The lake is recognised as the largest highly acidic crater lake in the world. It is also a source for the river Banyupahit, resulting in highly acidic and metal-enriched river water which has a significant detrimental effect on the downstream river ecosystem.

The trolleys with cushions are to carry people up and down the crater!

Gunnung Bromo
Bromo Tengger Semeru National Park (southeast of Surabaya) is the only conservation area in Indonesia that has a sand sea: the Tengger Sand Sea across the caldera of an ancient volcano (Tengger) from which four new volcanic cones have emerged. This unique feature covers a total area of 5,250 hectares at an altitude of about 2,100 metres. The massif also contains the highest mountain in Java, Mount Semeru (3,676 m), four lakes and 50 rivers.
Mount Bromo (Indonesian: Gunung Bromo), is an active volcano which sits in the middle of the Sea of Sand, at 2,329 meters it is not the highest peak of the massif, but is the most well known. The name of Bromo derived from Javanese pronunciation of Brahma, the Hindu creator god. The massif area is one of the most visited tourist attractions in East Java.

Borobudur (Candhi Barabudhur) is a 9th-century Mahayana Buddhist temple, not far from the town of Muntilan, in Central Java. It is the world's largest Buddhist temple which consists of nine stacked platforms, six square and three circular, topped by a central dome. It is decorated with 2,672 relief panels and 504 Buddha statues. The central dome is surrounded by 72 Buddha statues, each seated inside a perforated stupa.

Built in the 9th century during the reign of the Sailendra Dynasty, the temple design follows Javanese Buddhist architecture, which blends the Indonesian indigenous cult of ancestor worship and the Buddhist concept of attaining Nirvana. The temple demonstrates the influences of Gupta art that reflects India's influence on the region, yet there are enough indigenous scenes and elements incorporated to make Borobudur uniquely Indonesian. The monument is a shrine to the Lord Buddha and a place for Buddhist pilgrimage. The pilgrim journey begins at the base of the monument and follows a path around the monument, ascending to the top through three levels symbolic of Buddhist cosmology: Kāmadhātu (the world of desire), Rūpadhātu (the world of forms) and Arūpadhātu (the world of formlessness). The monument guides pilgrims through an extensive system of stairways and corridors with 1,460 narrative relief panels on the walls and the balustrades.

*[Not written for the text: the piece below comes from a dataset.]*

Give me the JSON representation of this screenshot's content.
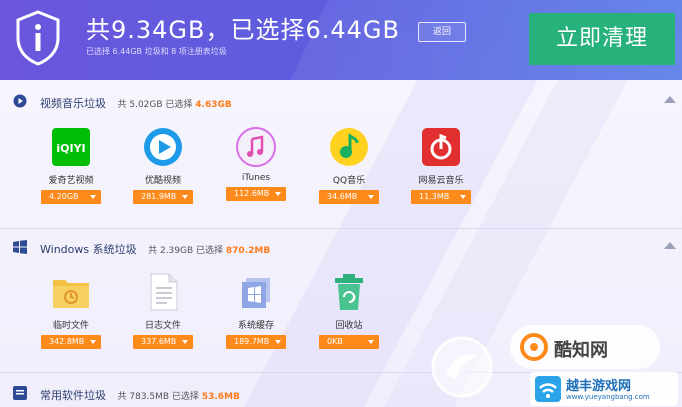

Evidence suggests that Borobudur was constructed in the 9th century and subsequently abandoned following the 14th-century decline of Hindu kingdoms in Java and the Javanese conversion to Islam. Worldwide knowledge of its existence was sparked in 1814 by Sir Thomas Stamford Raffles, then the British ruler of Java, who was advised of its location by native Indonesians.

Borobudur has since been preserved through several restorations. The largest restoration project was undertaken between 1975 and 1982 by the Indonesian government and UNESCO, followed by the monument's listing as a UNESCO World Heritage Site.

Borobudur is the largest Buddhist temple in the world, and ranks with Bagan in Myanmar and Angkor Wat in Cambodia as one of the great archeological sites of Southeast Asia. Borobudur remains popular for pilgrimage, with Buddhists in Indonesia celebrating Vesak Day at the monument. Borobudur is Indonesia's single most visited tourist attraction.

=> If you want to see MORE pictures of my
trip through Java click here to see them. 

They are organized by topics.